───── Records to process ─────

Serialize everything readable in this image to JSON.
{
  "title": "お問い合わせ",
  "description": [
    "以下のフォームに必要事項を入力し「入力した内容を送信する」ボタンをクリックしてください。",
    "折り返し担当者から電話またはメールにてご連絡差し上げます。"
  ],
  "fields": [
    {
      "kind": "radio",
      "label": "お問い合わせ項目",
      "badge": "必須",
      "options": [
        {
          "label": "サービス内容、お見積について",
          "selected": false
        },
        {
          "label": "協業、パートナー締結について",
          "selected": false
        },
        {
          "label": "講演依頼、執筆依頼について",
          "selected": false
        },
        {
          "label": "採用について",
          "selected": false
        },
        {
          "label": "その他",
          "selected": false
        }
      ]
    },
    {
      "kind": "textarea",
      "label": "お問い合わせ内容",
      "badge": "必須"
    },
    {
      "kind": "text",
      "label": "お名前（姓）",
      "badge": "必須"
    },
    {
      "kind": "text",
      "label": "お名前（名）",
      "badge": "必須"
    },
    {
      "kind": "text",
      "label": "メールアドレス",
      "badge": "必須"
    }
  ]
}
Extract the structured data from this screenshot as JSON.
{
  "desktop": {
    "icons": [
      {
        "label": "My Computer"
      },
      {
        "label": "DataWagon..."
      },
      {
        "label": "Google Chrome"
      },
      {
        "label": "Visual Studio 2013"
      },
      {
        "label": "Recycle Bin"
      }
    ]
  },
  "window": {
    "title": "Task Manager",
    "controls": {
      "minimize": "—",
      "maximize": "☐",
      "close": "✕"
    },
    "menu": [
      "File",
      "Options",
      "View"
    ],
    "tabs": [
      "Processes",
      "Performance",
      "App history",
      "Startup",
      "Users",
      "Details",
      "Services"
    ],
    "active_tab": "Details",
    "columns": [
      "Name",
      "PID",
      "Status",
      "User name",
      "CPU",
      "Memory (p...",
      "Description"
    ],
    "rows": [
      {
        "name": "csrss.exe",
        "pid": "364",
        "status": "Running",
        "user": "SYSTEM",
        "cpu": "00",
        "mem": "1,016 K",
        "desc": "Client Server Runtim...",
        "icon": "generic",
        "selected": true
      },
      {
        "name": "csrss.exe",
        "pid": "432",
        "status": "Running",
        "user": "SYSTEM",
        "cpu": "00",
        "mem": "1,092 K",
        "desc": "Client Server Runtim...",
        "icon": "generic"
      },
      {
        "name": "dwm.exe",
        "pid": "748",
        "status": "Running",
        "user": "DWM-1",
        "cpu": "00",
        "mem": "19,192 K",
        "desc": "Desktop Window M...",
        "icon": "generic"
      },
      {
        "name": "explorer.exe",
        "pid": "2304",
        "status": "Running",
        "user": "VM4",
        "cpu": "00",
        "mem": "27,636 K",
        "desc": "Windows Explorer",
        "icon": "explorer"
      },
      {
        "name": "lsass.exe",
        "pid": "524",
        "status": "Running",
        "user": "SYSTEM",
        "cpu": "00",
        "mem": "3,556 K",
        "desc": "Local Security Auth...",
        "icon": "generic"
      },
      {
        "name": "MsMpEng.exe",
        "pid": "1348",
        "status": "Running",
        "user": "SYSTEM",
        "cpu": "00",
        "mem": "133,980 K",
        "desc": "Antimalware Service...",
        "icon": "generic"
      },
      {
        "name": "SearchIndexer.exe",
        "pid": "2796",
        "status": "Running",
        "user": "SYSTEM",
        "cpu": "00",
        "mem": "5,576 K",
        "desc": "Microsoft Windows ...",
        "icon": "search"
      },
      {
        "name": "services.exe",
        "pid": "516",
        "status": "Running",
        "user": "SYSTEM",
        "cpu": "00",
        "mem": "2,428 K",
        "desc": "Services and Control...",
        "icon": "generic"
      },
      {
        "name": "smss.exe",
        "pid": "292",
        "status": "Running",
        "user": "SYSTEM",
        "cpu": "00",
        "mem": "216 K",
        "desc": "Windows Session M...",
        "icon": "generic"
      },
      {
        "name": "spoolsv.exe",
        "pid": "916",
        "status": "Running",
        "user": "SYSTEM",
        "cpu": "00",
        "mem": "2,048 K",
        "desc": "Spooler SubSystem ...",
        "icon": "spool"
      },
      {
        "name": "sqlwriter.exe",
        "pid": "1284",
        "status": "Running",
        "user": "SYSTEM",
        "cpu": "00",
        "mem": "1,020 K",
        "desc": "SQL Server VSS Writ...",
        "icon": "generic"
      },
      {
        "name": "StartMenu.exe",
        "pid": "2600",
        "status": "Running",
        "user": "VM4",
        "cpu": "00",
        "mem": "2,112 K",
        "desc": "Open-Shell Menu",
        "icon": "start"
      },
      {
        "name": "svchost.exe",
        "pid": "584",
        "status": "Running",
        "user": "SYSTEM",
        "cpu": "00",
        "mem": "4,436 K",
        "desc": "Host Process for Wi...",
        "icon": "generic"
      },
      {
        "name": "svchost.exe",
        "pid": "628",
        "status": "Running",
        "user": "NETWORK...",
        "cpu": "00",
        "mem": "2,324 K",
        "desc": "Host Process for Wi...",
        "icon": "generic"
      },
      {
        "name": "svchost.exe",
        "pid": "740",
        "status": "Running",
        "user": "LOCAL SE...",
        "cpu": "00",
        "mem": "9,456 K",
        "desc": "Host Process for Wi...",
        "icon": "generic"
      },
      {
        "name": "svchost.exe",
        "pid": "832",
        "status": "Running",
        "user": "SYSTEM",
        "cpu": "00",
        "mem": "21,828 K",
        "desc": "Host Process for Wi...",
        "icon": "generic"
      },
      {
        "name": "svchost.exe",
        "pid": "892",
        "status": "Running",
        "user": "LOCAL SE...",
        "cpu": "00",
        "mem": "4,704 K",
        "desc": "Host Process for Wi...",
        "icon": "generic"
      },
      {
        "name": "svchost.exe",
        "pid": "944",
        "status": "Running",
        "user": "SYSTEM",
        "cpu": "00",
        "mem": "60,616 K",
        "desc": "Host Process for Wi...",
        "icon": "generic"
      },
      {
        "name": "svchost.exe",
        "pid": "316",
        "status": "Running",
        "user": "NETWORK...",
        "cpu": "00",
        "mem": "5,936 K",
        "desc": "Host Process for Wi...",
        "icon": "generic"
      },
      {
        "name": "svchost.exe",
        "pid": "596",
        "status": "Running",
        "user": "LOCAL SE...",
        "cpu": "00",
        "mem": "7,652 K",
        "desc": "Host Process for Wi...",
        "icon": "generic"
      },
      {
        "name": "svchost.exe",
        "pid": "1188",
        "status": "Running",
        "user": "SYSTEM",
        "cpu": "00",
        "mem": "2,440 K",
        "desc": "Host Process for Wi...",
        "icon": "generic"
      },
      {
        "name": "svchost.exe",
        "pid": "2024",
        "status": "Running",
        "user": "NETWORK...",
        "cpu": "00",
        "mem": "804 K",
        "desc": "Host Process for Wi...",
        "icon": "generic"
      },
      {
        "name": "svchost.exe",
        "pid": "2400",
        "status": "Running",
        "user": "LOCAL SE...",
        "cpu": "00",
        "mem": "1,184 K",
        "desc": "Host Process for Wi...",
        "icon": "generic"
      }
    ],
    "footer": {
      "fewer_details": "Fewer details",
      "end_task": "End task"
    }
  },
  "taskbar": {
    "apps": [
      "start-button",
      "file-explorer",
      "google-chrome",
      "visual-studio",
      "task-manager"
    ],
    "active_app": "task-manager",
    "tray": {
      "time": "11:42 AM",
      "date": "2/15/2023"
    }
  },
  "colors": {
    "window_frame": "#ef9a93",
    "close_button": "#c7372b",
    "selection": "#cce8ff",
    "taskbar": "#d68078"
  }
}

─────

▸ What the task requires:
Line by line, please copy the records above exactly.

▸ Solution:
Serialize everything readable in this image to JSON.
{
  "title": "お問い合わせ",
  "description": [
    "以下のフォームに必要事項を入力し「入力した内容を送信する」ボタンをクリックしてください。",
    "折り返し担当者から電話またはメールにてご連絡差し上げます。"
  ],
  "fields": [
    {
      "kind": "radio",
      "label": "お問い合わせ項目",
      "badge": "必須",
      "options": [
        {
          "label": "サービス内容、お見積について",
          "selected": false
        },
        {
          "label": "協業、パートナー締結について",
          "selected": false
        },
        {
          "label": "講演依頼、執筆依頼について",
          "selected": false
        },
        {
          "label": "採用について",
          "selected": false
        },
        {
          "label": "その他",
          "selected": false
        }
      ]
    },
    {
      "kind": "textarea",
      "label": "お問い合わせ内容",
      "badge": "必須"
    },
    {
      "kind": "text",
      "label": "お名前（姓）",
      "badge": "必須"
    },
    {
      "kind": "text",
      "label": "お名前（名）",
      "badge": "必須"
    },
    {
      "kind": "text",
      "label": "メールアドレス",
      "badge": "必須"
    }
  ]
}
Extract the structured data from this screenshot as JSON.
{
  "desktop": {
    "icons": [
      {
        "label": "My Computer"
      },
      {
        "label": "DataWagon..."
      },
      {
        "label": "Google Chrome"
      },
      {
        "label": "Visual Studio 2013"
      },
      {
        "label": "Recycle Bin"
      }
    ]
  },
  "window": {
    "title": "Task Manager",
    "controls": {
      "minimize": "—",
      "maximize": "☐",
      "close": "✕"
    },
    "menu": [
      "File",
      "Options",
      "View"
    ],
    "tabs": [
      "Processes",
      "Performance",
      "App history",
      "Startup",
      "Users",
      "Details",
      "Services"
    ],
    "active_tab": "Details",
    "columns": [
      "Name",
      "PID",
      "Status",
      "User name",
      "CPU",
      "Memory (p...",
      "Description"
    ],
    "rows": [
      {
        "name": "csrss.exe",
        "pid": "364",
        "status": "Running",
        "user": "SYSTEM",
        "cpu": "00",
        "mem": "1,016 K",
        "desc": "Client Server Runtim...",
        "icon": "generic",
        "selected": true
      },
      {
        "name": "csrss.exe",
        "pid": "432",
        "status": "Running",
        "user": "SYSTEM",
        "cpu": "00",
        "mem": "1,092 K",
        "desc": "Client Server Runtim...",
        "icon": "generic"
      },
      {
        "name": "dwm.exe",
        "pid": "748",
        "status": "Running",
        "user": "DWM-1",
        "cpu": "00",
        "mem": "19,192 K",
        "desc": "Desktop Window M...",
        "icon": "generic"
      },
      {
        "name": "explorer.exe",
        "pid": "2304",
        "status": "Running",
        "user": "VM4",
        "cpu": "00",
        "mem": "27,636 K",
        "desc": "Windows Explorer",
        "icon": "explorer"
      },
      {
        "name": "lsass.exe",
        "pid": "524",
        "status": "Running",
        "user": "SYSTEM",
        "cpu": "00",
        "mem": "3,556 K",
        "desc": "Local Security Auth...",
        "icon": "generic"
      },
      {
        "name": "MsMpEng.exe",
        "pid": "1348",
        "status": "Running",
        "user": "SYSTEM",
        "cpu": "00",
        "mem": "133,980 K",
        "desc": "Antimalware Service...",
        "icon": "generic"
      },
      {
        "name": "SearchIndexer.exe",
        "pid": "2796",
        "status": "Running",
        "user": "SYSTEM",
        "cpu": "00",
        "mem": "5,576 K",
        "desc": "Microsoft Windows ...",
        "icon": "search"
      },
      {
        "name": "services.exe",
        "pid": "516",
        "status": "Running",
        "user": "SYSTEM",
        "cpu": "00",
        "mem": "2,428 K",
        "desc": "Services and Control...",
        "icon": "generic"
      },
      {
        "name": "smss.exe",
        "pid": "292",
        "status": "Running",
        "user": "SYSTEM",
        "cpu": "00",
        "mem": "216 K",
        "desc": "Windows Session M...",
        "icon": "generic"
      },
      {
        "name": "spoolsv.exe",
        "pid": "916",
        "status": "Running",
        "user": "SYSTEM",
        "cpu": "00",
        "mem": "2,048 K",
        "desc": "Spooler SubSystem ...",
        "icon": "spool"
      },
      {
        "name": "sqlwriter.exe",
        "pid": "1284",
        "status": "Running",
        "user": "SYSTEM",
        "cpu": "00",
        "mem": "1,020 K",
        "desc": "SQL Server VSS Writ...",
        "icon": "generic"
      },
      {
        "name": "StartMenu.exe",
        "pid": "2600",
        "status": "Running",
        "user": "VM4",
        "cpu": "00",
        "mem": "2,112 K",
        "desc": "Open-Shell Menu",
        "icon": "start"
      },
      {
        "name": "svchost.exe",
        "pid": "584",
        "status": "Running",
        "user": "SYSTEM",
        "cpu": "00",
        "mem": "4,436 K",
        "desc": "Host Process for Wi...",
        "icon": "generic"
      },
      {
        "name": "svchost.exe",
        "pid": "628",
        "status": "Running",
        "user": "NETWORK...",
        "cpu": "00",
        "mem": "2,324 K",
        "desc": "Host Process for Wi...",
        "icon": "generic"
      },
      {
        "name": "svchost.exe",
        "pid": "740",
        "status": "Running",
        "user": "LOCAL SE...",
        "cpu": "00",
        "mem": "9,456 K",
        "desc": "Host Process for Wi...",
        "icon": "generic"
      },
      {
        "name": "svchost.exe",
        "pid": "832",
        "status": "Running",
        "user": "SYSTEM",
        "cpu": "00",
        "mem": "21,828 K",
        "desc": "Host Process for Wi...",
        "icon": "generic"
      },
      {
        "name": "svchost.exe",
        "pid": "892",
        "status": "Running",
        "user": "LOCAL SE...",
        "cpu": "00",
        "mem": "4,704 K",
        "desc": "Host Process for Wi...",
        "icon": "generic"
      },
      {
        "name": "svchost.exe",
        "pid": "944",
        "status": "Running",
        "user": "SYSTEM",
        "cpu": "00",
        "mem": "60,616 K",
        "desc": "Host Process for Wi...",
        "icon": "generic"
      },
      {
        "name": "svchost.exe",
        "pid": "316",
        "status": "Running",
        "user": "NETWORK...",
        "cpu": "00",
        "mem": "5,936 K",
        "desc": "Host Process for Wi...",
        "icon": "generic"
      },
      {
        "name": "svchost.exe",
        "pid": "596",
        "status": "Running",
        "user": "LOCAL SE...",
        "cpu": "00",
        "mem": "7,652 K",
        "desc": "Host Process for Wi...",
        "icon": "generic"
      },
      {
        "name": "svchost.exe",
        "pid": "1188",
        "status": "Running",
        "user": "SYSTEM",
        "cpu": "00",
        "mem": "2,440 K",
        "desc": "Host Process for Wi...",
        "icon": "generic"
      },
      {
        "name": "svchost.exe",
        "pid": "2024",
        "status": "Running",
        "user": "NETWORK...",
        "cpu": "00",
        "mem": "804 K",
        "desc": "Host Process for Wi...",
        "icon": "generic"
      },
      {
        "name": "svchost.exe",
        "pid": "2400",
        "status": "Running",
        "user": "LOCAL SE...",
        "cpu": "00",
        "mem": "1,184 K",
        "desc": "Host Process for Wi...",
        "icon": "generic"
      }
    ],
    "footer": {
      "fewer_details": "Fewer details",
      "end_task": "End task"
    }
  },
  "taskbar": {
    "apps": [
      "start-button",
      "file-explorer",
      "google-chrome",
      "visual-studio",
      "task-manager"
    ],
    "active_app": "task-manager",
    "tray": {
      "time": "11:42 AM",
      "date": "2/15/2023"
    }
  },
  "colors": {
    "window_frame": "#ef9a93",
    "close_button": "#c7372b",
    "selection": "#cce8ff",
    "taskbar": "#d68078"
  }
}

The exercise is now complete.